Mark Mannis, professor and chair, UC Davis Health Eye Center, was among the limited number of people who gathered on-site to give remarks for a livestream audience, including the 95-year-old Tschannen. He’s a grateful patient who provided the gift for the building.
The start of construction last month “marked the first step toward a new era in eye care in Northern California,” Mannis said in a message to the UC Davis Health community June 19.
“When it opens in 2022, the Ernest E. Tschannen Eye Institute will house the delivery of cutting-edge patient care, inspired educational programs for tomorrow’s health care leaders, and a pioneering research environment that will generate new discoveries in medicine, science and health care,” he wrote.
“The new institute will be the home of talented researchers working on developing cures for blinding eye diseases, physicians delivering excellence in patient-centered care and educators training the physician leaders of tomorrow.”
Addition to ACC
The 58,000-square-foot institute is being built as an addition to the Lawrence J. Ellison Ambulatory Care Center, or ACC, the largest and most active outpatient facility on the Sacramento campus.
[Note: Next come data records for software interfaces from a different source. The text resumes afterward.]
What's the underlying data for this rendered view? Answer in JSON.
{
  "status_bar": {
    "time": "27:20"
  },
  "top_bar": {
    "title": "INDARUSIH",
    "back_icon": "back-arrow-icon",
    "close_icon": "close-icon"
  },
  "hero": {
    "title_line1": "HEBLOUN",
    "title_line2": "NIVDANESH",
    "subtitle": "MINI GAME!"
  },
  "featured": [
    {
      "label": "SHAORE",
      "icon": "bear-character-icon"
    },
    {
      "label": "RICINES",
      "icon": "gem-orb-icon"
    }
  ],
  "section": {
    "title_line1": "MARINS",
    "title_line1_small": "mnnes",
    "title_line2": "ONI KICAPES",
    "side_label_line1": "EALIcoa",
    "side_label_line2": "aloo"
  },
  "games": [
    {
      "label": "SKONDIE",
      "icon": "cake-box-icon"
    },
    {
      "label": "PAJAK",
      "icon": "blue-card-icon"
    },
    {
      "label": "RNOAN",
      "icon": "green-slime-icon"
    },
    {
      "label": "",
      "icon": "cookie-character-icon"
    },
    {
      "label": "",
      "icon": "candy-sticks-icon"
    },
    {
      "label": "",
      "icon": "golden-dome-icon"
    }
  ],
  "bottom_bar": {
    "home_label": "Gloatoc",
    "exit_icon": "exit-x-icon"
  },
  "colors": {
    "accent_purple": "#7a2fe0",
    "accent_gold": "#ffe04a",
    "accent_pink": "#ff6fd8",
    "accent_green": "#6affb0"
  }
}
The addition will be at the ACC’s northeast corner; Y Street in front of the ACC is being pushed north (by removing the grass divider between the eastbound and westbound lanes) to accommodate the construction.
The project also includes the renovation on the first floor of the ACC, 17,500 gross square feet of existing clinic space. The eye center will vacate its second-floor space, and it will be available for relocation and consolidation of other hospital-based outpatient clinics located in inefficient and seismically deficient facilities on the Sacramento campus.
“Ernest has made this dream — for so many of us — come alive through his dedication and generosity, and we offer to him our utmost appreciation,” Mannis wrote.